Task details — Send back all of the records, each one exactly as written.

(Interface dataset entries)
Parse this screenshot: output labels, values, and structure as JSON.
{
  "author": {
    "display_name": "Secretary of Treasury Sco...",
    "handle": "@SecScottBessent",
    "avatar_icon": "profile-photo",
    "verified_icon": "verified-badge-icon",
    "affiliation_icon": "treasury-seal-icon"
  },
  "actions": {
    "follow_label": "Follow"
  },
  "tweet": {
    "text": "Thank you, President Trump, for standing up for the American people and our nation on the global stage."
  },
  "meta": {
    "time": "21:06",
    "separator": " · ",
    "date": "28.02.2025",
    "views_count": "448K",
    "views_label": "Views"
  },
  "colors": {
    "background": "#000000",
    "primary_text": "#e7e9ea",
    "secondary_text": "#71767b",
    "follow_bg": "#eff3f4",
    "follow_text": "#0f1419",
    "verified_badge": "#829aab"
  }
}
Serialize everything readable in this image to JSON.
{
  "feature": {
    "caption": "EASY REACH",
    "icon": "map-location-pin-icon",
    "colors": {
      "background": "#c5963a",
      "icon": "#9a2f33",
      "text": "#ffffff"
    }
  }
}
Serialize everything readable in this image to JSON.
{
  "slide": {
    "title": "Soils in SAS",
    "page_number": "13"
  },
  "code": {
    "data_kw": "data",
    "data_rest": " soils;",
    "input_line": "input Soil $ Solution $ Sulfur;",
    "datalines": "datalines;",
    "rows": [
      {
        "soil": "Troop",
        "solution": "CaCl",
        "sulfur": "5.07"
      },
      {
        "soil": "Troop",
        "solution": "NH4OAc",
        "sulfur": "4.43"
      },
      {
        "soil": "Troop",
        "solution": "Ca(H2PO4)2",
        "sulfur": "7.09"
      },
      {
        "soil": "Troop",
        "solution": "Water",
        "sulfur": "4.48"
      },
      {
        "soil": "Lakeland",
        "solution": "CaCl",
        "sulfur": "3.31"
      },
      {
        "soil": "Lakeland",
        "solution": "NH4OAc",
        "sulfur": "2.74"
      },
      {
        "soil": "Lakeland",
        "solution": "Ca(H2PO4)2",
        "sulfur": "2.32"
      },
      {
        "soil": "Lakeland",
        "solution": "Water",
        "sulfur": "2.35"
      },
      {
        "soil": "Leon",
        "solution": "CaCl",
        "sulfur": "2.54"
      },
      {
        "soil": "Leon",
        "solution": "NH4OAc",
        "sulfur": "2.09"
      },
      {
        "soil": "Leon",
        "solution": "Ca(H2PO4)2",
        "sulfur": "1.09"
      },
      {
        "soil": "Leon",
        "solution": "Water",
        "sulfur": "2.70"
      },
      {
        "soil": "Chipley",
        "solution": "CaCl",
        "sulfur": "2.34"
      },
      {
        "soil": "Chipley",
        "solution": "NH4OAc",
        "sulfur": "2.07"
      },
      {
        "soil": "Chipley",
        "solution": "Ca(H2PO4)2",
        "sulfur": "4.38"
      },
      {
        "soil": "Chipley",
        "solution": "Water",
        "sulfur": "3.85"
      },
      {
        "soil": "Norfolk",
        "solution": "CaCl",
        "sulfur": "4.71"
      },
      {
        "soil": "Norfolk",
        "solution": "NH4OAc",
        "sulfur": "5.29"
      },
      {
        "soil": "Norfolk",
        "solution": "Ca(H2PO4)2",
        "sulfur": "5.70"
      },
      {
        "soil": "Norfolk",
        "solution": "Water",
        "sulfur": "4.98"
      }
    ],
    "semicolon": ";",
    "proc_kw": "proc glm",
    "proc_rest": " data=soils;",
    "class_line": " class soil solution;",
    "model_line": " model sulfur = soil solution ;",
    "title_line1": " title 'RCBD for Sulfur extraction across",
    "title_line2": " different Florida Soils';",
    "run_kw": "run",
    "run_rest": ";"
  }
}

Exercise response —
Parse this screenshot: output labels, values, and structure as JSON.
{
  "author": {
    "display_name": "Secretary of Treasury Sco...",
    "handle": "@SecScottBessent",
    "avatar_icon": "profile-photo",
    "verified_icon": "verified-badge-icon",
    "affiliation_icon": "treasury-seal-icon"
  },
  "actions": {
    "follow_label": "Follow"
  },
  "tweet": {
    "text": "Thank you, President Trump, for standing up for the American people and our nation on the global stage."
  },
  "meta": {
    "time": "21:06",
    "separator": " · ",
    "date": "28.02.2025",
    "views_count": "448K",
    "views_label": "Views"
  },
  "colors": {
    "background": "#000000",
    "primary_text": "#e7e9ea",
    "secondary_text": "#71767b",
    "follow_bg": "#eff3f4",
    "follow_text": "#0f1419",
    "verified_badge": "#829aab"
  }
}
Serialize everything readable in this image to JSON.
{
  "feature": {
    "caption": "EASY REACH",
    "icon": "map-location-pin-icon",
    "colors": {
      "background": "#c5963a",
      "icon": "#9a2f33",
      "text": "#ffffff"
    }
  }
}
Serialize everything readable in this image to JSON.
{
  "slide": {
    "title": "Soils in SAS",
    "page_number": "13"
  },
  "code": {
    "data_kw": "data",
    "data_rest": " soils;",
    "input_line": "input Soil $ Solution $ Sulfur;",
    "datalines": "datalines;",
    "rows": [
      {
        "soil": "Troop",
        "solution": "CaCl",
        "sulfur": "5.07"
      },
      {
        "soil": "Troop",
        "solution": "NH4OAc",
        "sulfur": "4.43"
      },
      {
        "soil": "Troop",
        "solution": "Ca(H2PO4)2",
        "sulfur": "7.09"
      },
      {
        "soil": "Troop",
        "solution": "Water",
        "sulfur": "4.48"
      },
      {
        "soil": "Lakeland",
        "solution": "CaCl",
        "sulfur": "3.31"
      },
      {
        "soil": "Lakeland",
        "solution": "NH4OAc",
        "sulfur": "2.74"
      },
      {
        "soil": "Lakeland",
        "solution": "Ca(H2PO4)2",
        "sulfur": "2.32"
      },
      {
        "soil": "Lakeland",
        "solution": "Water",
        "sulfur": "2.35"
      },
      {
        "soil": "Leon",
        "solution": "CaCl",
        "sulfur": "2.54"
      },
      {
        "soil": "Leon",
        "solution": "NH4OAc",
        "sulfur": "2.09"
      },
      {
        "soil": "Leon",
        "solution": "Ca(H2PO4)2",
        "sulfur": "1.09"
      },
      {
        "soil": "Leon",
        "solution": "Water",
        "sulfur": "2.70"
      },
      {
        "soil": "Chipley",
        "solution": "CaCl",
        "sulfur": "2.34"
      },
      {
        "soil": "Chipley",
        "solution": "NH4OAc",
        "sulfur": "2.07"
      },
      {
        "soil": "Chipley",
        "solution": "Ca(H2PO4)2",
        "sulfur": "4.38"
      },
      {
        "soil": "Chipley",
        "solution": "Water",
        "sulfur": "3.85"
      },
      {
        "soil": "Norfolk",
        "solution": "CaCl",
        "sulfur": "4.71"
      },
      {
        "soil": "Norfolk",
        "solution": "NH4OAc",
        "sulfur": "5.29"
      },
      {
        "soil": "Norfolk",
        "solution": "Ca(H2PO4)2",
        "sulfur": "5.70"
      },
      {
        "soil": "Norfolk",
        "solution": "Water",
        "sulfur": "4.98"
      }
    ],
    "semicolon": ";",
    "proc_kw": "proc glm",
    "proc_rest": " data=soils;",
    "class_line": " class soil solution;",
    "model_line": " model sulfur = soil solution ;",
    "title_line1": " title 'RCBD for Sulfur extraction across",
    "title_line2": " different Florida Soils';",
    "run_kw": "run",
    "run_rest": ";"
  }
}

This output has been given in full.